* _Work to complete_
The answer must consist of each line below that contains the string "JSON".

Web page and app entries:
=== Begin Enclosure ===

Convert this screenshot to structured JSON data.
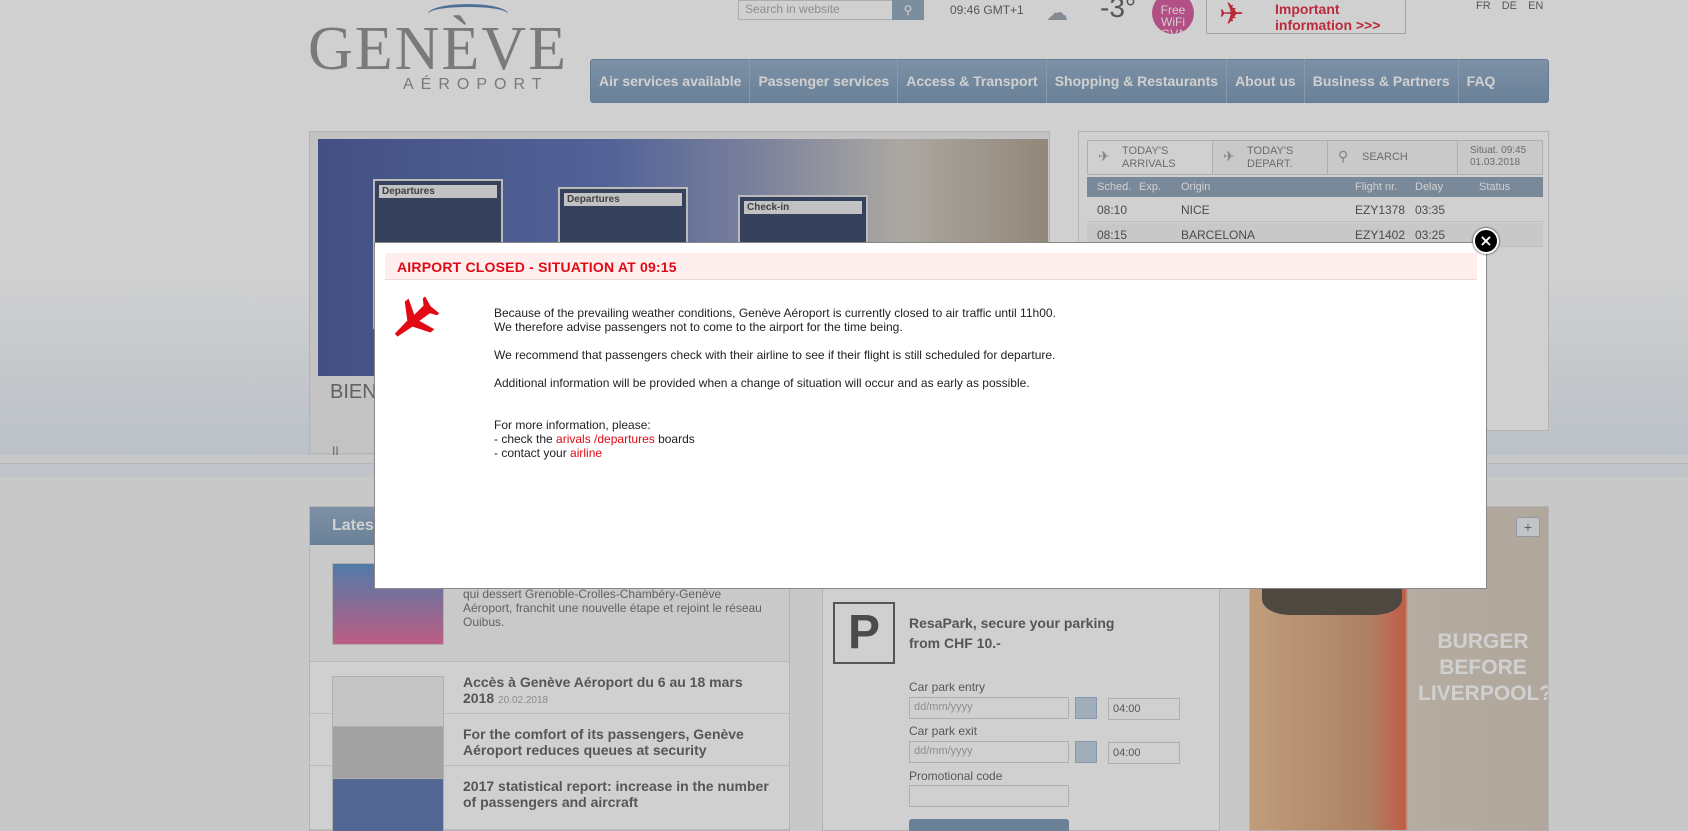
{
  "header": {
    "logo_main": "GENÈVE",
    "logo_sub": "AÉROPORT",
    "search_placeholder": "Search in website",
    "clock": "09:46 GMT+1",
    "temperature": "-3°",
    "wifi_label": "Free WiFi GVA",
    "important_info": "Important information >>>",
    "languages": [
      "FR",
      "DE",
      "EN"
    ]
  },
  "nav": {
    "items": [
      "Air services available",
      "Passenger services",
      "Access & Transport",
      "Shopping & Restaurants",
      "About us",
      "Business & Partners",
      "FAQ"
    ]
  },
  "hero": {
    "board_labels": [
      "Departures",
      "Departures",
      "Check-in"
    ],
    "caption": "BIEN",
    "pause_label": "II"
  },
  "flights": {
    "tab_arrivals": "TODAY'S ARRIVALS",
    "tab_departures": "TODAY'S DEPART.",
    "tab_search": "SEARCH",
    "situation": "Situat. 09:45 01.03.2018",
    "columns": [
      "Sched.",
      "Exp.",
      "Origin",
      "Flight nr.",
      "Delay",
      "Status"
    ],
    "rows": [
      {
        "sched": "08:10",
        "exp": "",
        "origin": "NICE",
        "flight": "EZY1378",
        "delay": "03:35",
        "status": ""
      },
      {
        "sched": "08:15",
        "exp": "",
        "origin": "BARCELONA",
        "flight": "EZY1402",
        "delay": "03:25",
        "status": ""
      }
    ]
  },
  "news": {
    "heading": "Latest",
    "items": [
      {
        "title": "",
        "date": "",
        "text": "qui dessert Grenoble-Crolles-Chambéry-Genève Aéroport, franchit une nouvelle étape et rejoint le réseau Ouibus."
      },
      {
        "title": "Accès à Genève Aéroport du 6 au 18 mars 2018",
        "date": "20.02.2018",
        "text": ""
      },
      {
        "title": "For the comfort of its passengers, Genève Aéroport reduces queues at security",
        "date": "",
        "text": ""
      },
      {
        "title": "2017 statistical report: increase in the number of passengers and aircraft",
        "date": "",
        "text": ""
      }
    ]
  },
  "parking": {
    "title": "ResaPark, secure your parking from CHF 10.-",
    "entry_label": "Car park entry",
    "exit_label": "Car park exit",
    "date_placeholder": "dd/mm/yyyy",
    "time_value": "04:00",
    "promo_label": "Promotional code"
  },
  "ad": {
    "text": "BURGER BEFORE LIVERPOOL?"
  },
  "modal": {
    "title": "AIRPORT CLOSED - SITUATION AT 09:15",
    "para1_line1": "Because of the prevailing weather conditions, Genève Aéroport is currently closed to air traffic until 11h00.",
    "para1_line2": "We therefore advise passengers not to come to the airport for the time being.",
    "para2": "We recommend that passengers check with their airline to see if their flight is still scheduled for departure.",
    "para3": "Additional information will be provided when a change of situation will occur and as early as possible.",
    "more_info": "For more information, please:",
    "check_prefix": "- check the ",
    "check_link": "arivals /departures",
    "check_suffix": " boards",
    "contact_prefix": "- contact your ",
    "contact_link": "airline",
    "close_symbol": "×"
  },
  "colors": {
    "accent_red": "#e10a14",
    "nav_blue": "#6285a8",
    "modal_header_bg": "#ffeeee"
  }
}
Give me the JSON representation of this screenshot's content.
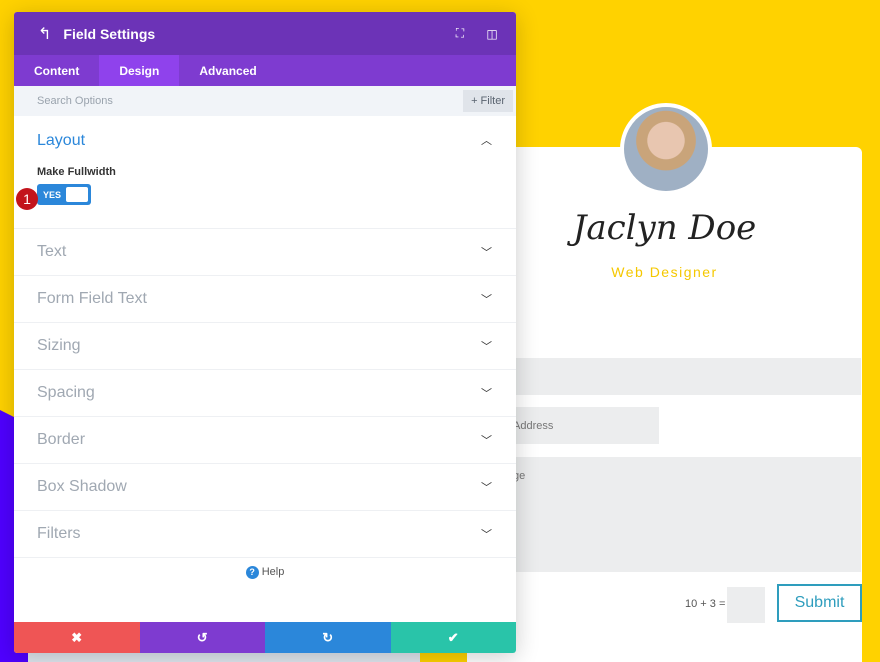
{
  "panel": {
    "title": "Field Settings",
    "tabs": [
      {
        "label": "Content"
      },
      {
        "label": "Design"
      },
      {
        "label": "Advanced"
      }
    ],
    "search_placeholder": "Search Options",
    "filter_label": "+ Filter",
    "layout": {
      "title": "Layout",
      "field_label": "Make Fullwidth",
      "toggle_value": "YES",
      "step_badge": "1"
    },
    "sections": [
      "Text",
      "Form Field Text",
      "Sizing",
      "Spacing",
      "Border",
      "Box Shadow",
      "Filters"
    ],
    "help_label": "Help"
  },
  "preview": {
    "name": "Jaclyn Doe",
    "role": "Web Designer",
    "email_placeholder": "Address",
    "message_placeholder": "ge",
    "captcha": "10 + 3 =",
    "submit_label": "Submit"
  },
  "colors": {
    "header": "#6c33b7",
    "accent": "#2b87da",
    "cancel": "#ef5555",
    "undo": "#7e3bd0",
    "redo": "#2b87da",
    "save": "#29c4a9",
    "background": "#ffd200"
  }
}
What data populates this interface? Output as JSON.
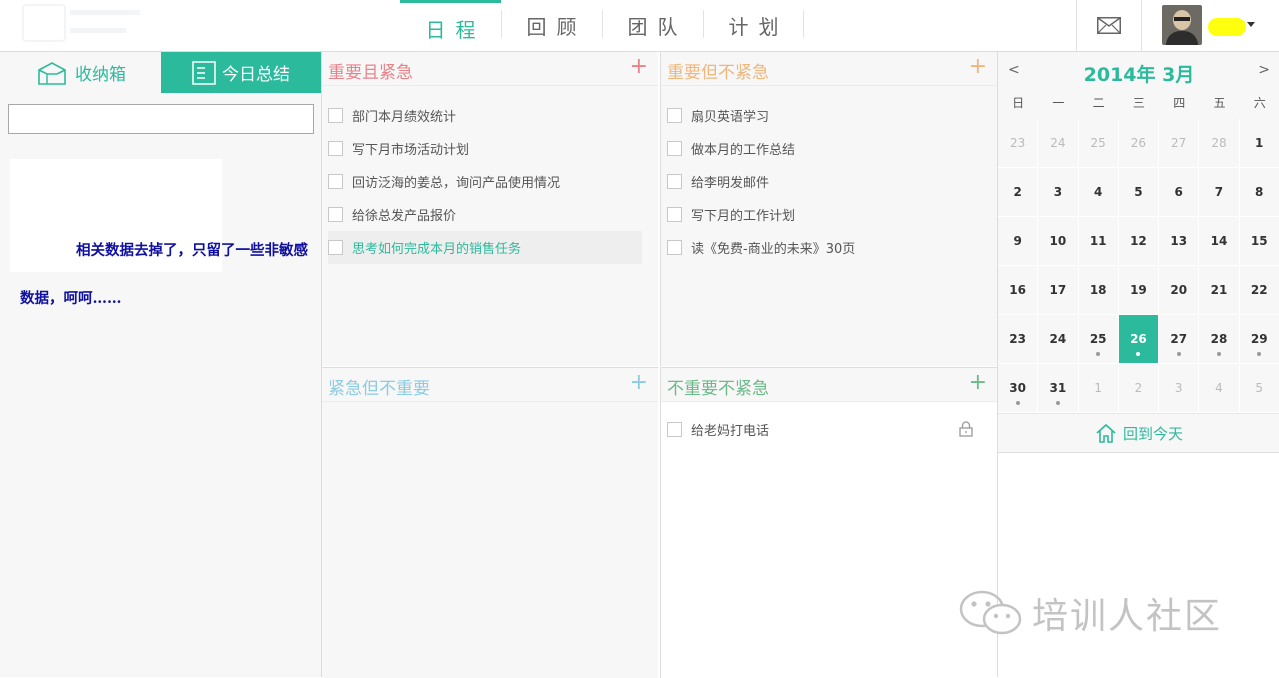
{
  "nav": {
    "tabs": [
      {
        "label": "日程",
        "active": true
      },
      {
        "label": "回顾",
        "active": false
      },
      {
        "label": "团队",
        "active": false
      },
      {
        "label": "计划",
        "active": false
      }
    ]
  },
  "header": {
    "mail_icon": "envelope-icon",
    "username_redacted": true
  },
  "left": {
    "inbox_label": "收纳箱",
    "summary_label": "今日总结",
    "search_value": "",
    "note_text": "相关数据去掉了，只留了一些非敏感数据，呵呵……"
  },
  "quadrants": {
    "q1": {
      "title": "重要且紧急",
      "color": "#e8828a",
      "tasks": [
        "部门本月绩效统计",
        "写下月市场活动计划",
        "回访泛海的姜总，询问产品使用情况",
        "给徐总发产品报价",
        "思考如何完成本月的销售任务"
      ]
    },
    "q2": {
      "title": "重要但不紧急",
      "color": "#f0b77c",
      "tasks": [
        "扇贝英语学习",
        "做本月的工作总结",
        "给李明发邮件",
        "写下月的工作计划",
        "读《免费-商业的未来》30页"
      ]
    },
    "q3": {
      "title": "紧急但不重要",
      "color": "#8ccbe0",
      "tasks": []
    },
    "q4": {
      "title": "不重要不紧急",
      "color": "#6cb98a",
      "tasks": [
        "给老妈打电话"
      ]
    }
  },
  "calendar": {
    "title": "2014年 3月",
    "prev": "<",
    "next": ">",
    "weekdays": [
      "日",
      "一",
      "二",
      "三",
      "四",
      "五",
      "六"
    ],
    "back_today": "回到今天",
    "days": [
      {
        "n": "23",
        "other": true
      },
      {
        "n": "24",
        "other": true
      },
      {
        "n": "25",
        "other": true
      },
      {
        "n": "26",
        "other": true
      },
      {
        "n": "27",
        "other": true
      },
      {
        "n": "28",
        "other": true
      },
      {
        "n": "1"
      },
      {
        "n": "2"
      },
      {
        "n": "3"
      },
      {
        "n": "4"
      },
      {
        "n": "5"
      },
      {
        "n": "6"
      },
      {
        "n": "7"
      },
      {
        "n": "8"
      },
      {
        "n": "9"
      },
      {
        "n": "10"
      },
      {
        "n": "11"
      },
      {
        "n": "12"
      },
      {
        "n": "13"
      },
      {
        "n": "14"
      },
      {
        "n": "15"
      },
      {
        "n": "16"
      },
      {
        "n": "17"
      },
      {
        "n": "18"
      },
      {
        "n": "19"
      },
      {
        "n": "20"
      },
      {
        "n": "21"
      },
      {
        "n": "22"
      },
      {
        "n": "23"
      },
      {
        "n": "24"
      },
      {
        "n": "25",
        "dot": true
      },
      {
        "n": "26",
        "today": true,
        "dot": true
      },
      {
        "n": "27",
        "dot": true
      },
      {
        "n": "28",
        "dot": true
      },
      {
        "n": "29",
        "dot": true
      },
      {
        "n": "30",
        "dot": true
      },
      {
        "n": "31",
        "dot": true
      },
      {
        "n": "1",
        "other": true
      },
      {
        "n": "2",
        "other": true
      },
      {
        "n": "3",
        "other": true
      },
      {
        "n": "4",
        "other": true
      },
      {
        "n": "5",
        "other": true
      }
    ]
  },
  "watermark": "培训人社区",
  "accent": "#2bbb9c"
}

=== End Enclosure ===

* _Finished task_
Convert this screenshot to structured JSON data.
Give me the JSON representation of this screenshot's content.
What data populates this interface? Output as JSON.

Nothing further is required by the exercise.